Supplied data:
== Segment start ==

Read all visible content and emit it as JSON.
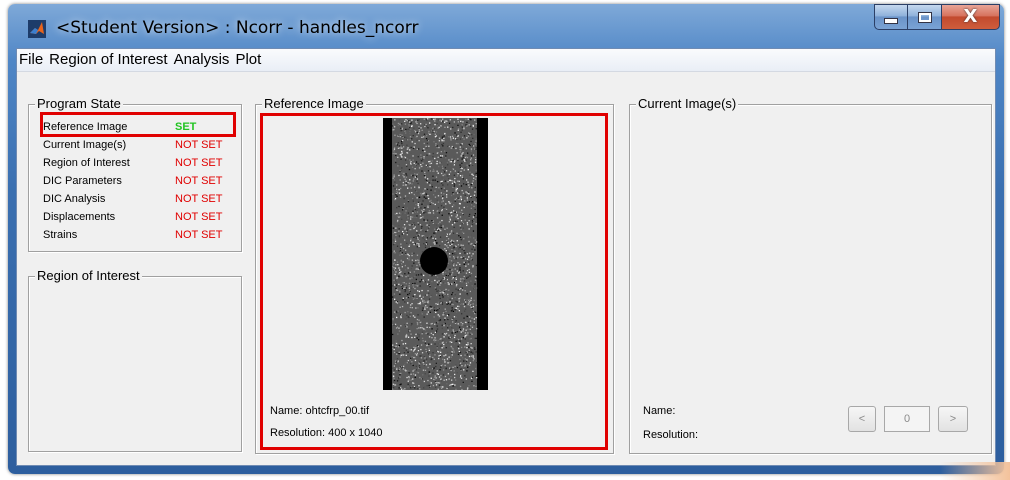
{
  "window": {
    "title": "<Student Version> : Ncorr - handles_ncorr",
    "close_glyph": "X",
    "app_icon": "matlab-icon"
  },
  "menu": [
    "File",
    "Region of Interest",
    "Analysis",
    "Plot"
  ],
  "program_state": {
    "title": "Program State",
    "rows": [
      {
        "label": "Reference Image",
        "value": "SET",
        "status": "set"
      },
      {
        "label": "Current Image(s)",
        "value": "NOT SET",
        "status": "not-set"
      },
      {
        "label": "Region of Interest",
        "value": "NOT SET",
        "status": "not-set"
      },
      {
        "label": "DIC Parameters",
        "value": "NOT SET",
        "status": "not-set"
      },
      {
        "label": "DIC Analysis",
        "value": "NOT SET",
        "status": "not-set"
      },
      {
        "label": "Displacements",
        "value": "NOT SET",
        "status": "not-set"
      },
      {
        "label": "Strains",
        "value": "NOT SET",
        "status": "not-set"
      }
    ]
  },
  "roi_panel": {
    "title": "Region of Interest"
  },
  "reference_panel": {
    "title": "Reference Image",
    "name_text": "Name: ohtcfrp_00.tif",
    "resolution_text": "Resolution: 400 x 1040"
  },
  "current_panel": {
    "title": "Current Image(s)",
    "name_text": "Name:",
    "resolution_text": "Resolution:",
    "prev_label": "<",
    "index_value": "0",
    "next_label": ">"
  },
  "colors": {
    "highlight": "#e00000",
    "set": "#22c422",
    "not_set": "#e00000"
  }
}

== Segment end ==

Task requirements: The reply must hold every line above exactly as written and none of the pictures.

Response to this task:
Read all visible content and emit it as JSON.
{
  "window": {
    "title": "<Student Version> : Ncorr - handles_ncorr",
    "close_glyph": "X",
    "app_icon": "matlab-icon"
  },
  "menu": [
    "File",
    "Region of Interest",
    "Analysis",
    "Plot"
  ],
  "program_state": {
    "title": "Program State",
    "rows": [
      {
        "label": "Reference Image",
        "value": "SET",
        "status": "set"
      },
      {
        "label": "Current Image(s)",
        "value": "NOT SET",
        "status": "not-set"
      },
      {
        "label": "Region of Interest",
        "value": "NOT SET",
        "status": "not-set"
      },
      {
        "label": "DIC Parameters",
        "value": "NOT SET",
        "status": "not-set"
      },
      {
        "label": "DIC Analysis",
        "value": "NOT SET",
        "status": "not-set"
      },
      {
        "label": "Displacements",
        "value": "NOT SET",
        "status": "not-set"
      },
      {
        "label": "Strains",
        "value": "NOT SET",
        "status": "not-set"
      }
    ]
  },
  "roi_panel": {
    "title": "Region of Interest"
  },
  "reference_panel": {
    "title": "Reference Image",
    "name_text": "Name: ohtcfrp_00.tif",
    "resolution_text": "Resolution: 400 x 1040"
  },
  "current_panel": {
    "title": "Current Image(s)",
    "name_text": "Name:",
    "resolution_text": "Resolution:",
    "prev_label": "<",
    "index_value": "0",
    "next_label": ">"
  },
  "colors": {
    "highlight": "#e00000",
    "set": "#22c422",
    "not_set": "#e00000"
  }
}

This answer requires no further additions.